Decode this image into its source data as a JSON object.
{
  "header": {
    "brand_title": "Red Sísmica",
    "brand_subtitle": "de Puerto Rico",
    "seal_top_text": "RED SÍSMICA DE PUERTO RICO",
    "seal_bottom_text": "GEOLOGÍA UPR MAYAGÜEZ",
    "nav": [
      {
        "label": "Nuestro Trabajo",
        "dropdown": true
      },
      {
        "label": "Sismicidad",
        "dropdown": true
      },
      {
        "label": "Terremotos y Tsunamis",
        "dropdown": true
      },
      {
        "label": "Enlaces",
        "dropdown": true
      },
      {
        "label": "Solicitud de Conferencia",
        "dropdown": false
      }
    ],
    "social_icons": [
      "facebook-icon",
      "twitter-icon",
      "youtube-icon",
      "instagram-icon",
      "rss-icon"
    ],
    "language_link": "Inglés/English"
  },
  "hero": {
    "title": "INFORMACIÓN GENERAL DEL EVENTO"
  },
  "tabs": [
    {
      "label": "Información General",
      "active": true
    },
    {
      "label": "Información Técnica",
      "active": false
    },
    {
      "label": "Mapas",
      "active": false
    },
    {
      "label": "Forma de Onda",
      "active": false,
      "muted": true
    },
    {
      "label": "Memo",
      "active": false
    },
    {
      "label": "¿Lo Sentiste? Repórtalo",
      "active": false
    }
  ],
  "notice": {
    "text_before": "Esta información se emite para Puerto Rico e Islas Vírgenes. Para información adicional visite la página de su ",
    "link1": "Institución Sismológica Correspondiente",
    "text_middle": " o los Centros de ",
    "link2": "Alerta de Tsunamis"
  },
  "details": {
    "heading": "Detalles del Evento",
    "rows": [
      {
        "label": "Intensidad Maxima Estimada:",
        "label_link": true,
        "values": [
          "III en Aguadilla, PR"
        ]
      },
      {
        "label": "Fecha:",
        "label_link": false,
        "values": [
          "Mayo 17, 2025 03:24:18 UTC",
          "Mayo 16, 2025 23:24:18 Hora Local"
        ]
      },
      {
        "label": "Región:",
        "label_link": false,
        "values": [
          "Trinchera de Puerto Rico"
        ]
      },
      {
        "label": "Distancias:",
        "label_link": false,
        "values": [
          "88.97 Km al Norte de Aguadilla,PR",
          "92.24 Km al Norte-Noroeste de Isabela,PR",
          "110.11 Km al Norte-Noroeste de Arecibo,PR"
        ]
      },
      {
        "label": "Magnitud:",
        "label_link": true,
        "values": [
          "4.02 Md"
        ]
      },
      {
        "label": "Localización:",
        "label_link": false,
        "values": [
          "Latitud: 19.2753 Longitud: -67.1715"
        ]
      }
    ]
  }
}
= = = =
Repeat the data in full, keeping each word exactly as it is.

» **Answer to this problem**:
Decode this image into its source data as a JSON object.
{
  "header": {
    "brand_title": "Red Sísmica",
    "brand_subtitle": "de Puerto Rico",
    "seal_top_text": "RED SÍSMICA DE PUERTO RICO",
    "seal_bottom_text": "GEOLOGÍA UPR MAYAGÜEZ",
    "nav": [
      {
        "label": "Nuestro Trabajo",
        "dropdown": true
      },
      {
        "label": "Sismicidad",
        "dropdown": true
      },
      {
        "label": "Terremotos y Tsunamis",
        "dropdown": true
      },
      {
        "label": "Enlaces",
        "dropdown": true
      },
      {
        "label": "Solicitud de Conferencia",
        "dropdown": false
      }
    ],
    "social_icons": [
      "facebook-icon",
      "twitter-icon",
      "youtube-icon",
      "instagram-icon",
      "rss-icon"
    ],
    "language_link": "Inglés/English"
  },
  "hero": {
    "title": "INFORMACIÓN GENERAL DEL EVENTO"
  },
  "tabs": [
    {
      "label": "Información General",
      "active": true
    },
    {
      "label": "Información Técnica",
      "active": false
    },
    {
      "label": "Mapas",
      "active": false
    },
    {
      "label": "Forma de Onda",
      "active": false,
      "muted": true
    },
    {
      "label": "Memo",
      "active": false
    },
    {
      "label": "¿Lo Sentiste? Repórtalo",
      "active": false
    }
  ],
  "notice": {
    "text_before": "Esta información se emite para Puerto Rico e Islas Vírgenes. Para información adicional visite la página de su ",
    "link1": "Institución Sismológica Correspondiente",
    "text_middle": " o los Centros de ",
    "link2": "Alerta de Tsunamis"
  },
  "details": {
    "heading": "Detalles del Evento",
    "rows": [
      {
        "label": "Intensidad Maxima Estimada:",
        "label_link": true,
        "values": [
          "III en Aguadilla, PR"
        ]
      },
      {
        "label": "Fecha:",
        "label_link": false,
        "values": [
          "Mayo 17, 2025 03:24:18 UTC",
          "Mayo 16, 2025 23:24:18 Hora Local"
        ]
      },
      {
        "label": "Región:",
        "label_link": false,
        "values": [
          "Trinchera de Puerto Rico"
        ]
      },
      {
        "label": "Distancias:",
        "label_link": false,
        "values": [
          "88.97 Km al Norte de Aguadilla,PR",
          "92.24 Km al Norte-Noroeste de Isabela,PR",
          "110.11 Km al Norte-Noroeste de Arecibo,PR"
        ]
      },
      {
        "label": "Magnitud:",
        "label_link": true,
        "values": [
          "4.02 Md"
        ]
      },
      {
        "label": "Localización:",
        "label_link": false,
        "values": [
          "Latitud: 19.2753 Longitud: -67.1715"
        ]
      }
    ]
  }
}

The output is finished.